*** Records shown Section Begins ***
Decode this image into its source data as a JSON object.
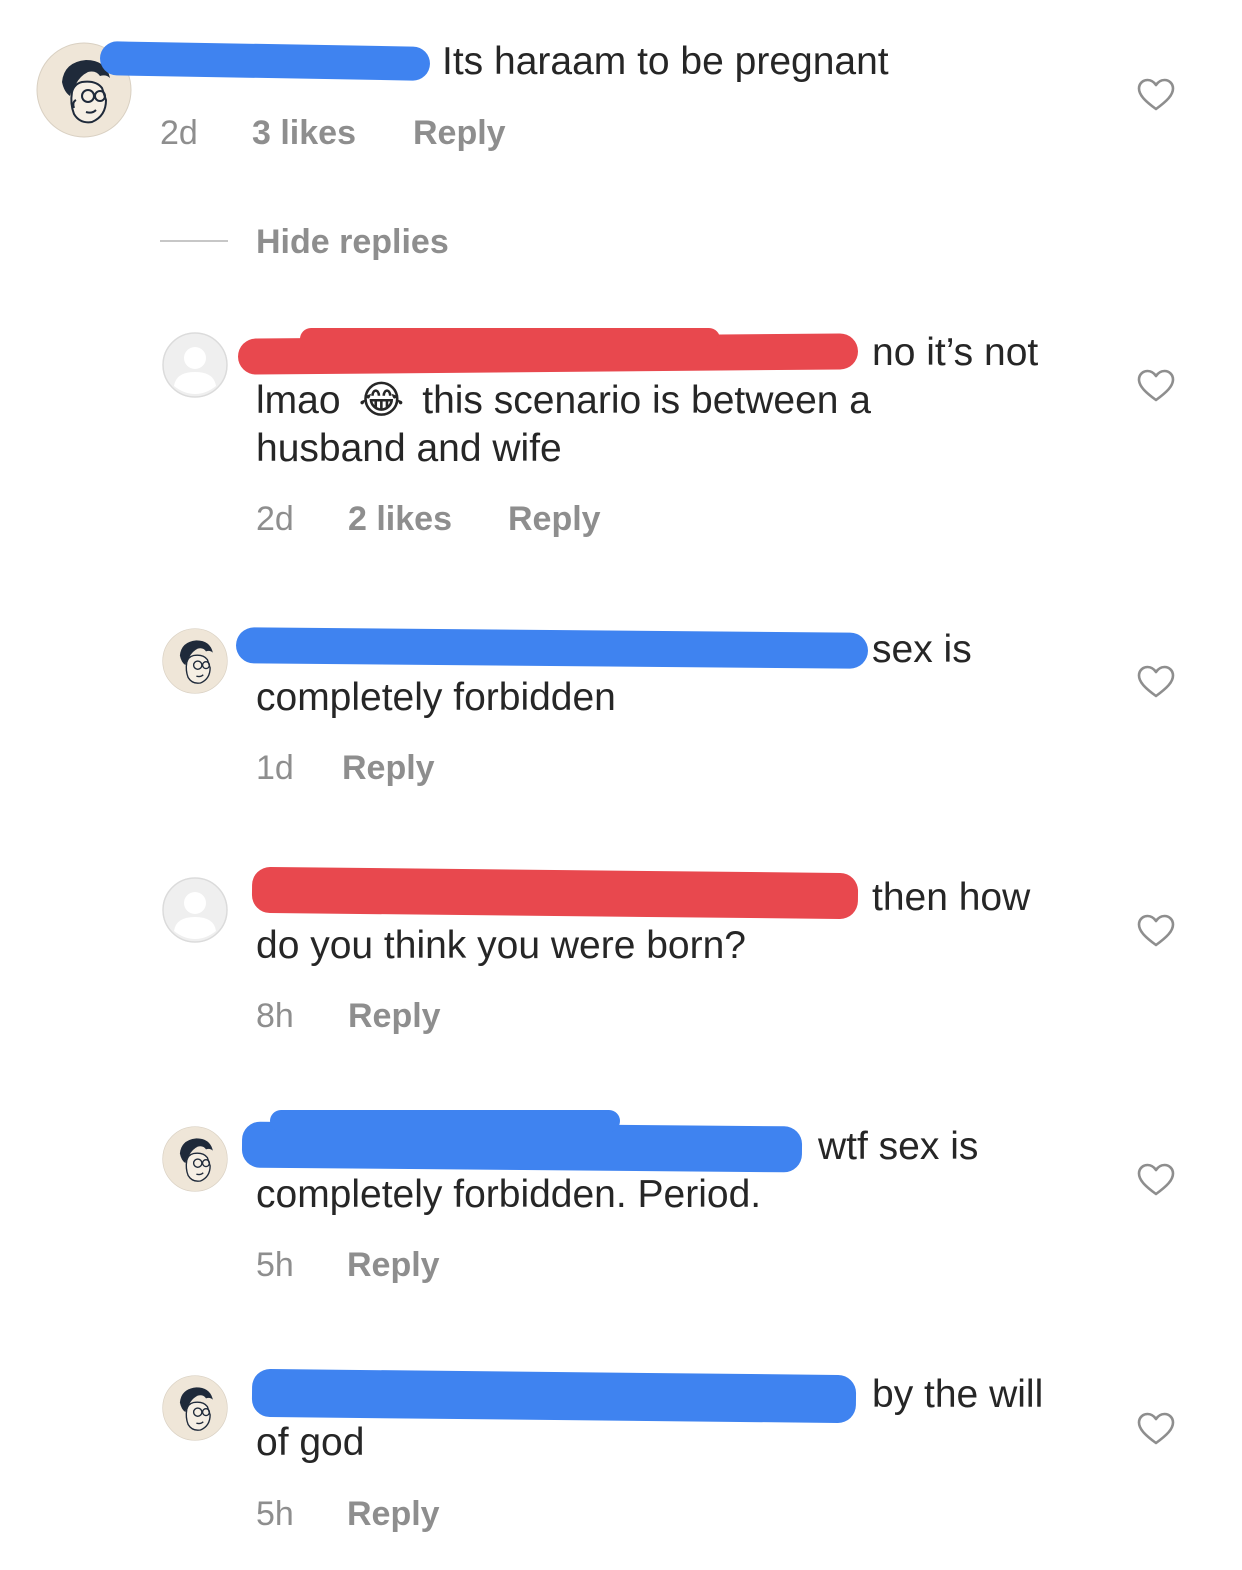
{
  "comments": [
    {
      "text": "Its haraam to be pregnant",
      "time": "2d",
      "likes": "3 likes",
      "reply": "Reply",
      "avatar": "cartoon-avatar-icon",
      "redaction_color": "#3f83f0"
    }
  ],
  "hide_replies": "Hide replies",
  "replies": [
    {
      "line1": "no it’s not",
      "line2_a": "lmao",
      "emoji": "😂",
      "line2_b": "this scenario is between a",
      "line3": "husband and wife",
      "time": "2d",
      "likes": "2 likes",
      "reply": "Reply",
      "avatar": "default-avatar-icon",
      "redaction_color": "#e8484e"
    },
    {
      "line1": "sex is",
      "line2": "completely forbidden",
      "time": "1d",
      "reply": "Reply",
      "avatar": "cartoon-avatar-icon",
      "redaction_color": "#3f83f0"
    },
    {
      "line1": "then how",
      "line2": "do you think you were born?",
      "time": "8h",
      "reply": "Reply",
      "avatar": "default-avatar-icon",
      "redaction_color": "#e8484e"
    },
    {
      "line1": "wtf sex is",
      "line2": "completely forbidden. Period.",
      "time": "5h",
      "reply": "Reply",
      "avatar": "cartoon-avatar-icon",
      "redaction_color": "#3f83f0"
    },
    {
      "line1": "by the will",
      "line2": "of god",
      "time": "5h",
      "reply": "Reply",
      "avatar": "cartoon-avatar-icon",
      "redaction_color": "#3f83f0"
    }
  ],
  "icons": {
    "like": "heart-outline-icon"
  },
  "colors": {
    "text": "#262626",
    "secondary": "#8e8e8e",
    "blue_redaction": "#3f83f0",
    "red_redaction": "#e8484e"
  }
}
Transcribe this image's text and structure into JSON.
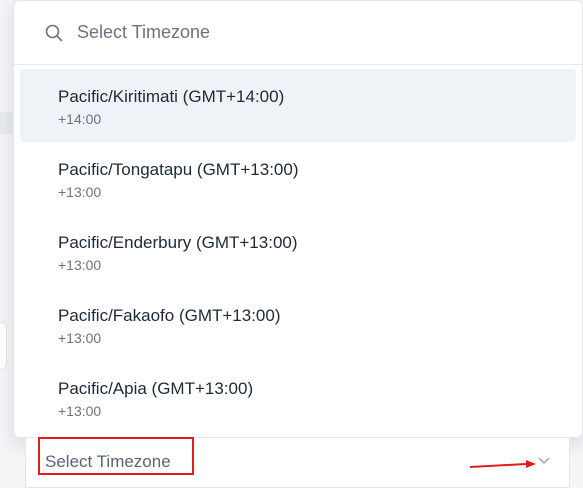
{
  "search": {
    "placeholder": "Select Timezone",
    "icon": "search-icon"
  },
  "options": [
    {
      "title": "Pacific/Kiritimati (GMT+14:00)",
      "offset": "+14:00",
      "selected": true
    },
    {
      "title": "Pacific/Tongatapu (GMT+13:00)",
      "offset": "+13:00",
      "selected": false
    },
    {
      "title": "Pacific/Enderbury (GMT+13:00)",
      "offset": "+13:00",
      "selected": false
    },
    {
      "title": "Pacific/Fakaofo (GMT+13:00)",
      "offset": "+13:00",
      "selected": false
    },
    {
      "title": "Pacific/Apia (GMT+13:00)",
      "offset": "+13:00",
      "selected": false
    }
  ],
  "select": {
    "placeholder": "Select Timezone",
    "icon": "chevron-down-icon"
  },
  "annotations": {
    "highlight_color": "#e11d1d",
    "arrow_icon": "arrow-right-icon"
  }
}
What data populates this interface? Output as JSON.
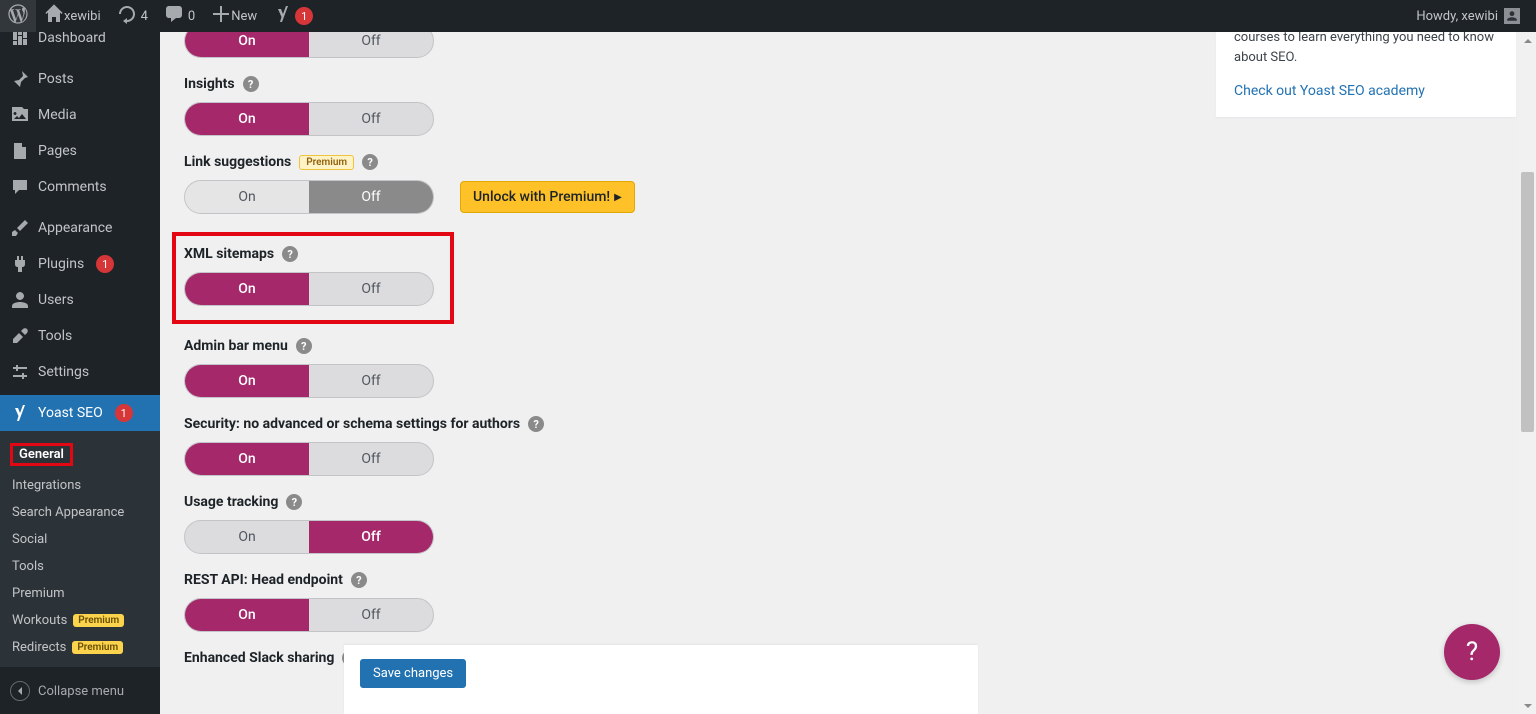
{
  "adminbar": {
    "site_name": "xewibi",
    "updates_count": "4",
    "comments_count": "0",
    "new_label": "New",
    "yoast_count": "1",
    "howdy": "Howdy, xewibi"
  },
  "sidebar": {
    "dashboard": "Dashboard",
    "posts": "Posts",
    "media": "Media",
    "pages": "Pages",
    "comments": "Comments",
    "appearance": "Appearance",
    "plugins": "Plugins",
    "plugins_badge": "1",
    "users": "Users",
    "tools": "Tools",
    "settings": "Settings",
    "yoast": "Yoast SEO",
    "yoast_badge": "1",
    "sub": {
      "general": "General",
      "integrations": "Integrations",
      "search_appearance": "Search Appearance",
      "social": "Social",
      "tools": "Tools",
      "premium": "Premium",
      "workouts": "Workouts",
      "redirects": "Redirects",
      "premium_pill": "Premium"
    },
    "collapse": "Collapse menu"
  },
  "settings": {
    "on": "On",
    "off": "Off",
    "insights": "Insights",
    "link_suggestions": "Link suggestions",
    "premium_badge": "Premium",
    "unlock": "Unlock with Premium!",
    "xml_sitemaps": "XML sitemaps",
    "admin_bar": "Admin bar menu",
    "security": "Security: no advanced or schema settings for authors",
    "usage_tracking": "Usage tracking",
    "rest_api": "REST API: Head endpoint",
    "slack": "Enhanced Slack sharing",
    "save": "Save changes"
  },
  "sidecard": {
    "text": "courses to learn everything you need to know about SEO.",
    "link": "Check out Yoast SEO academy"
  },
  "help": "?"
}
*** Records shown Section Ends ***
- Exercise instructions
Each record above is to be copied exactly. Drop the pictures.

- Task output
Decode this image into its source data as a JSON object.
{
  "comments": [
    {
      "text": "Its haraam to be pregnant",
      "time": "2d",
      "likes": "3 likes",
      "reply": "Reply",
      "avatar": "cartoon-avatar-icon",
      "redaction_color": "#3f83f0"
    }
  ],
  "hide_replies": "Hide replies",
  "replies": [
    {
      "line1": "no it’s not",
      "line2_a": "lmao",
      "emoji": "😂",
      "line2_b": "this scenario is between a",
      "line3": "husband and wife",
      "time": "2d",
      "likes": "2 likes",
      "reply": "Reply",
      "avatar": "default-avatar-icon",
      "redaction_color": "#e8484e"
    },
    {
      "line1": "sex is",
      "line2": "completely forbidden",
      "time": "1d",
      "reply": "Reply",
      "avatar": "cartoon-avatar-icon",
      "redaction_color": "#3f83f0"
    },
    {
      "line1": "then how",
      "line2": "do you think you were born?",
      "time": "8h",
      "reply": "Reply",
      "avatar": "default-avatar-icon",
      "redaction_color": "#e8484e"
    },
    {
      "line1": "wtf sex is",
      "line2": "completely forbidden. Period.",
      "time": "5h",
      "reply": "Reply",
      "avatar": "cartoon-avatar-icon",
      "redaction_color": "#3f83f0"
    },
    {
      "line1": "by the will",
      "line2": "of god",
      "time": "5h",
      "reply": "Reply",
      "avatar": "cartoon-avatar-icon",
      "redaction_color": "#3f83f0"
    }
  ],
  "icons": {
    "like": "heart-outline-icon"
  },
  "colors": {
    "text": "#262626",
    "secondary": "#8e8e8e",
    "blue_redaction": "#3f83f0",
    "red_redaction": "#e8484e"
  }
}
Transcribe this image's text and structure into JSON.
{
  "search": {
    "placeholder": "Select Timezone",
    "icon": "search-icon"
  },
  "options": [
    {
      "title": "Pacific/Kiritimati (GMT+14:00)",
      "offset": "+14:00",
      "selected": true
    },
    {
      "title": "Pacific/Tongatapu (GMT+13:00)",
      "offset": "+13:00",
      "selected": false
    },
    {
      "title": "Pacific/Enderbury (GMT+13:00)",
      "offset": "+13:00",
      "selected": false
    },
    {
      "title": "Pacific/Fakaofo (GMT+13:00)",
      "offset": "+13:00",
      "selected": false
    },
    {
      "title": "Pacific/Apia (GMT+13:00)",
      "offset": "+13:00",
      "selected": false
    }
  ],
  "select": {
    "placeholder": "Select Timezone",
    "icon": "chevron-down-icon"
  },
  "annotations": {
    "highlight_color": "#e11d1d",
    "arrow_icon": "arrow-right-icon"
  }
}
What data populates this interface? Output as JSON.
{
  "adminbar": {
    "site_name": "xewibi",
    "updates_count": "4",
    "comments_count": "0",
    "new_label": "New",
    "yoast_count": "1",
    "howdy": "Howdy, xewibi"
  },
  "sidebar": {
    "dashboard": "Dashboard",
    "posts": "Posts",
    "media": "Media",
    "pages": "Pages",
    "comments": "Comments",
    "appearance": "Appearance",
    "plugins": "Plugins",
    "plugins_badge": "1",
    "users": "Users",
    "tools": "Tools",
    "settings": "Settings",
    "yoast": "Yoast SEO",
    "yoast_badge": "1",
    "sub": {
      "general": "General",
      "integrations": "Integrations",
      "search_appearance": "Search Appearance",
      "social": "Social",
      "tools": "Tools",
      "premium": "Premium",
      "workouts": "Workouts",
      "redirects": "Redirects",
      "premium_pill": "Premium"
    },
    "collapse": "Collapse menu"
  },
  "settings": {
    "on": "On",
    "off": "Off",
    "insights": "Insights",
    "link_suggestions": "Link suggestions",
    "premium_badge": "Premium",
    "unlock": "Unlock with Premium!",
    "xml_sitemaps": "XML sitemaps",
    "admin_bar": "Admin bar menu",
    "security": "Security: no advanced or schema settings for authors",
    "usage_tracking": "Usage tracking",
    "rest_api": "REST API: Head endpoint",
    "slack": "Enhanced Slack sharing",
    "save": "Save changes"
  },
  "sidecard": {
    "text": "courses to learn everything you need to know about SEO.",
    "link": "Check out Yoast SEO academy"
  },
  "help": "?"
}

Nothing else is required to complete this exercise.